WORK TO COMPLETE:
Lines holding the string "legend" are the ones to copy; find them all in the data.

::: PROVIDED INFORMATION :::

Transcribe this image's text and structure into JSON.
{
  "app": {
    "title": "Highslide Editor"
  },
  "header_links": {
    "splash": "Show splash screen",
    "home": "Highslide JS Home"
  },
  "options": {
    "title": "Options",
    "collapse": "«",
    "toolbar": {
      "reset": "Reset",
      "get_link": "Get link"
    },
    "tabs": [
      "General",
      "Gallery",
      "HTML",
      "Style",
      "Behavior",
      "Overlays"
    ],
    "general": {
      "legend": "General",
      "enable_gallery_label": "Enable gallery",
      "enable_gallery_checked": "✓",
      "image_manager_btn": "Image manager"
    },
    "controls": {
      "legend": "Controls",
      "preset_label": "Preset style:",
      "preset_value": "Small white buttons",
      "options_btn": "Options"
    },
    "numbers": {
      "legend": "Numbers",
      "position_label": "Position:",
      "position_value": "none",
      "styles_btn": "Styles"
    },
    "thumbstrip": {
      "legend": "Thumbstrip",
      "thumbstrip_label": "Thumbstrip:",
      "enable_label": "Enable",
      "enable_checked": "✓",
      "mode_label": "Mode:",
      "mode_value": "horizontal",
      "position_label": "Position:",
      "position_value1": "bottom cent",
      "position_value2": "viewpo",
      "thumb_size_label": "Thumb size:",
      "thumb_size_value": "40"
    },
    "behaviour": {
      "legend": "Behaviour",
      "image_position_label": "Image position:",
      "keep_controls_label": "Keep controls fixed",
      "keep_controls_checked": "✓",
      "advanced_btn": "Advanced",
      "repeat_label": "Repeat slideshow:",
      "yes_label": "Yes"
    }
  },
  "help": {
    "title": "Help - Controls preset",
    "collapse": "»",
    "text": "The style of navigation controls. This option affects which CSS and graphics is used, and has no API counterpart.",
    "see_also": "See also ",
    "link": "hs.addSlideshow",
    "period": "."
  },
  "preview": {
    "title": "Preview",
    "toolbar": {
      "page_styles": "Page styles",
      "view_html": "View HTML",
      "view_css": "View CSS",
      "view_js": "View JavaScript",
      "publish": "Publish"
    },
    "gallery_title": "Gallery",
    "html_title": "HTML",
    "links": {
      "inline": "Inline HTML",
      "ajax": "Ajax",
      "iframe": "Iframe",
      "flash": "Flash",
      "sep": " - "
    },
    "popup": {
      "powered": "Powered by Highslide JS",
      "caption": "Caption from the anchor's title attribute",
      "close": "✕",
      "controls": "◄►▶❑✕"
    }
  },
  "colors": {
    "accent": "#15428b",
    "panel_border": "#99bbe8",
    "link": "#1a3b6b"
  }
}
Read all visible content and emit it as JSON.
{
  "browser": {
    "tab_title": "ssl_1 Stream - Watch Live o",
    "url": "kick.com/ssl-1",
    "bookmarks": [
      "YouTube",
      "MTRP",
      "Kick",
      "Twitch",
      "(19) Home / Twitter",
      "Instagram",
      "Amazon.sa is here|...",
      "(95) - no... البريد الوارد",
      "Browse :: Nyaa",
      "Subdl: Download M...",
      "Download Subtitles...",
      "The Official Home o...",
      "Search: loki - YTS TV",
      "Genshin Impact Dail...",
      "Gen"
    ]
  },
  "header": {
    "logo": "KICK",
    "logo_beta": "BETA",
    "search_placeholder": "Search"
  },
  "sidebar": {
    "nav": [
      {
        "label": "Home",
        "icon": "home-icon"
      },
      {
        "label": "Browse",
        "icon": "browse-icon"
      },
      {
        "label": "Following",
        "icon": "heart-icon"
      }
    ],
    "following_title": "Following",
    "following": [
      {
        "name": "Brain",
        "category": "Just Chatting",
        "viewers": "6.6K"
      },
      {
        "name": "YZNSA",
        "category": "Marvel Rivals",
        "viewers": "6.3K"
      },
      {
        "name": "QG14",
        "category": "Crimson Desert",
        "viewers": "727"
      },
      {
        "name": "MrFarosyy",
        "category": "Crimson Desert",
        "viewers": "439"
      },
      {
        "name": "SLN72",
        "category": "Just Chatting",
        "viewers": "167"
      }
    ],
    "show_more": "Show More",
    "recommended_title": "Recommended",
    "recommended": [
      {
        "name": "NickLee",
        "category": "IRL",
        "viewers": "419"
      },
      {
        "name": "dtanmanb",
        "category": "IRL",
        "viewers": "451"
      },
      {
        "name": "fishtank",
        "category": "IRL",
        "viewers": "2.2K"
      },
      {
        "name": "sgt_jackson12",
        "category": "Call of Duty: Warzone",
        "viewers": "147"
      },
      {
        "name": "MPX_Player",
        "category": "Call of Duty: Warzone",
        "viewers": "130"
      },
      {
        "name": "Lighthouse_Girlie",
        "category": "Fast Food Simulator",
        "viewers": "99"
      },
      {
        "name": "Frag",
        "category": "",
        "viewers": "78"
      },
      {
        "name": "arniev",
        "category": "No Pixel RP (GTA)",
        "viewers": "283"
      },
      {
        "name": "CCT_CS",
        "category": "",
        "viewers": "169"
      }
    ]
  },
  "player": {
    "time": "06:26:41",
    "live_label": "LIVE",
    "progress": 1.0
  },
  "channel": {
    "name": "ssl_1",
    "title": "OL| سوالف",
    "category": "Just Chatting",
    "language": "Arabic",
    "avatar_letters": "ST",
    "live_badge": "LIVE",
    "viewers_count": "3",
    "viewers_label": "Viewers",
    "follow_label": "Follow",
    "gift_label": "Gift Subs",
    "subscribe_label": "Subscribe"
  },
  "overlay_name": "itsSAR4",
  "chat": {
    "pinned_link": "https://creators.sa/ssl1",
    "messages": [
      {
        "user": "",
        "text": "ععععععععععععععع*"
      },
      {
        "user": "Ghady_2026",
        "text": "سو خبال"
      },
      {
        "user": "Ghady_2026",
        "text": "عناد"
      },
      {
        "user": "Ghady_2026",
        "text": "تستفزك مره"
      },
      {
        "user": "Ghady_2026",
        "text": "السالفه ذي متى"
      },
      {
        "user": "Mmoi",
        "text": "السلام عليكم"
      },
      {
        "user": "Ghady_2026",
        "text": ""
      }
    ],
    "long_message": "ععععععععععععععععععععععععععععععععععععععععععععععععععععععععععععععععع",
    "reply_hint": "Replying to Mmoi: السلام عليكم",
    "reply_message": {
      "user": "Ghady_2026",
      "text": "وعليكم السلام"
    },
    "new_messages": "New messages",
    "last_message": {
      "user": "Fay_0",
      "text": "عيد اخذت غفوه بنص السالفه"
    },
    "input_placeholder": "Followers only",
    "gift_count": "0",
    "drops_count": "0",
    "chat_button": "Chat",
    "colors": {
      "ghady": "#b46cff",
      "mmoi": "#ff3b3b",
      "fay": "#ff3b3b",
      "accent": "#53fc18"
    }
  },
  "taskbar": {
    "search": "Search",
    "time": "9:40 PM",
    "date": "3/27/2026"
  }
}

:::

EXERCISE SOLUTION:
      "legend": "General",
      "legend": "Controls",
      "legend": "Numbers",
      "legend": "Thumbstrip",
      "legend": "Behaviour",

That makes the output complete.